Safety and regulation
Boating safety is practiced and regulated by a wide range of overlapping authorities.
In many parts of the United States, SUP surf is treated like bodysurfing, boogie boarding or other forms of surfing. There are no regulations requiring the use of a personal flotation device (PFD) when using a SUP board in the surfing area. However, jurisdictions and rules requiring PFDs may vary depending on the type of water: surfing area, inland waters, ports and other inland waterways. The U.S. Coast Guard has classified SUPs as ships, such as canoes or kayaks. Therefore, SUP runners are required to wear a PFD when paddling in certain areas outside the surfing area. In addition, areas such as Myrtle Beach, SC or Virginia Beach, VA closely regulate beach and surfing areas, requiring the use of leashes on a SUP board similar to the law for surfboards. These regulations and requirements can be applied seasonally during busy tourist seasons or year-round. In addition, it is important to use a quick release belt when paddling in whitewater, as it allows the paddler to safely detach himself from a tangled leash.
There are no regulations requiring the use of a personal flotation device (PFD) when using a SUP board in surfing. In flat waters, local regulations may require the use of a PFD, for example on lakes, rivers and inland waterways. In an educational environment, SUP schools and clubs may require the use of PFDs for less confident paddlers. The use of a leash is always recommended in all paddling environments and is a key component of safety equipment. Specific leashes are designed for specific uses of the paddle board.
A standing paddle is used to propel an individual across the water surface while standing on a surfboard. The pallet consists of a blade, a handle and a handle.
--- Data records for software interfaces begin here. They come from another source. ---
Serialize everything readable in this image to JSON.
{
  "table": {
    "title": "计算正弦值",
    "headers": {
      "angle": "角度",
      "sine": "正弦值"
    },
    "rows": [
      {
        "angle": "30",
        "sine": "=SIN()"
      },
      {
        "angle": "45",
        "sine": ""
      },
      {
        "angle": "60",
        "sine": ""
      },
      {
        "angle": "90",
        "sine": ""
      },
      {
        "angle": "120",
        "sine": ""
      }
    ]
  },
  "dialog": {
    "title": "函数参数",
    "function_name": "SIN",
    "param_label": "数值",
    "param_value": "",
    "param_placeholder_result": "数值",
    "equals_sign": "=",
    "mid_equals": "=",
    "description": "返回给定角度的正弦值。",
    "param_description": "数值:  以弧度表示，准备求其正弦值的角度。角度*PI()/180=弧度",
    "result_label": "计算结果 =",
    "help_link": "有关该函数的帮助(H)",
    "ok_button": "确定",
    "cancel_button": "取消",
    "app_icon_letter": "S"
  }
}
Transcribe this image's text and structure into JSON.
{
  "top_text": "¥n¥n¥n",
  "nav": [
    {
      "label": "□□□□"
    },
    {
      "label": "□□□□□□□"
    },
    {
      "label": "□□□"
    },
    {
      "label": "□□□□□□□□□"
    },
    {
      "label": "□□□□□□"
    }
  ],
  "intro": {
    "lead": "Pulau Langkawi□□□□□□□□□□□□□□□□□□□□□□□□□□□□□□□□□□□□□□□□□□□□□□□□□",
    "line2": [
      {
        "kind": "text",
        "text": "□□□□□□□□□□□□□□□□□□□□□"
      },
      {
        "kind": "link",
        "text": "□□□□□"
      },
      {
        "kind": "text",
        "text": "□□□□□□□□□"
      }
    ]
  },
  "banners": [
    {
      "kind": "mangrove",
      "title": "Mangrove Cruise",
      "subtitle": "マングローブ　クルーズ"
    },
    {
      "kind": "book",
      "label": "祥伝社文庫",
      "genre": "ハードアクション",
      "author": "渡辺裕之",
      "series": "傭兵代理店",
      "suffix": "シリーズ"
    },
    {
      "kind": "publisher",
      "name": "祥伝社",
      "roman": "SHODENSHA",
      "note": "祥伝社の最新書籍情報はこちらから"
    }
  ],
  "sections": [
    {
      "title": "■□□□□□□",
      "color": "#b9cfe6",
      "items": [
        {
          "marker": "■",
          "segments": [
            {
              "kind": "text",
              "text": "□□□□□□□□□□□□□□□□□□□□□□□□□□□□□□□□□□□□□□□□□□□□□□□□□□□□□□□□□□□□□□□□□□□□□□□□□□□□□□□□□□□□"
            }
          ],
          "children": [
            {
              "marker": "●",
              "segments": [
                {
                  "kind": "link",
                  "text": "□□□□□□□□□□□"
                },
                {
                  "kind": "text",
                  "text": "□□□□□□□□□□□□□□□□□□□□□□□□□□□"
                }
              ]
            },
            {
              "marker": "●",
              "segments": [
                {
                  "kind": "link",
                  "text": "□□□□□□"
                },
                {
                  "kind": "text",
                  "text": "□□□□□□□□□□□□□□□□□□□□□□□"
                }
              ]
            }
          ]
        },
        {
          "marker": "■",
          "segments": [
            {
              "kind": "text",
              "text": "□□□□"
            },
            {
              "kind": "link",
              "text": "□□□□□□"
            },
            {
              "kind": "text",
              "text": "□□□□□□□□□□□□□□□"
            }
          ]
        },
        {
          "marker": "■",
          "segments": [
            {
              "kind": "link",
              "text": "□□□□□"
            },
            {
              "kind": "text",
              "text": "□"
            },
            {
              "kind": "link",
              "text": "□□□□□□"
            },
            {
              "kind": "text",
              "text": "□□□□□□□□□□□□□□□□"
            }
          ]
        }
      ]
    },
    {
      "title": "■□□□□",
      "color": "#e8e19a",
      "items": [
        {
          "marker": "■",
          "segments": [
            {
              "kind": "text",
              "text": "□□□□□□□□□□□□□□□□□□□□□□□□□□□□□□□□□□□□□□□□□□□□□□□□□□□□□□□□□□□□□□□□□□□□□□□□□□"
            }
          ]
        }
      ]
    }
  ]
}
Materials and design
The paddles used for standing surfing are similar but longer than traditional canoe paddles. They are generally made of carbon, fiberglass or wood with a flat blade at one end that connects to one handle at the other end by a long smooth handle. The width of the blade varies from 6 to 10 inches with an oval or round stem from 67 to 86 inches long and from 1 to 1.5 inches in diameter. The blades are designed with several shapes and characteristics. Normally, the blade is shaped like a banana peel, sometimes with a slight keel at the back of the blade. Other commonly used forms are diamonds or oars. Different blade shapes are sometimes used for different types of paddling conditions (e.g. long distance, flat lake water or ocean surfing).
Use of the system
The appropriate shape for paddle surfing requires a paddle of the right length and size. A common rule of thumb is a shaka length, or 5 to 7 inches, above the rider’s height for surfing and about 10 inches above the rider’s head for running. The pallets are held with two hands, using a wide handle instead of keeping the hands together. The right way to hold the paddle is to tilt the blade away from the body. This propels the paddler into the water faster. The push-pull method is the most effective way to paddle when boarding a standing paddle. This method requires gently inserting the paddle into the water in front of your feet, pulling it back and lifting it out of the water.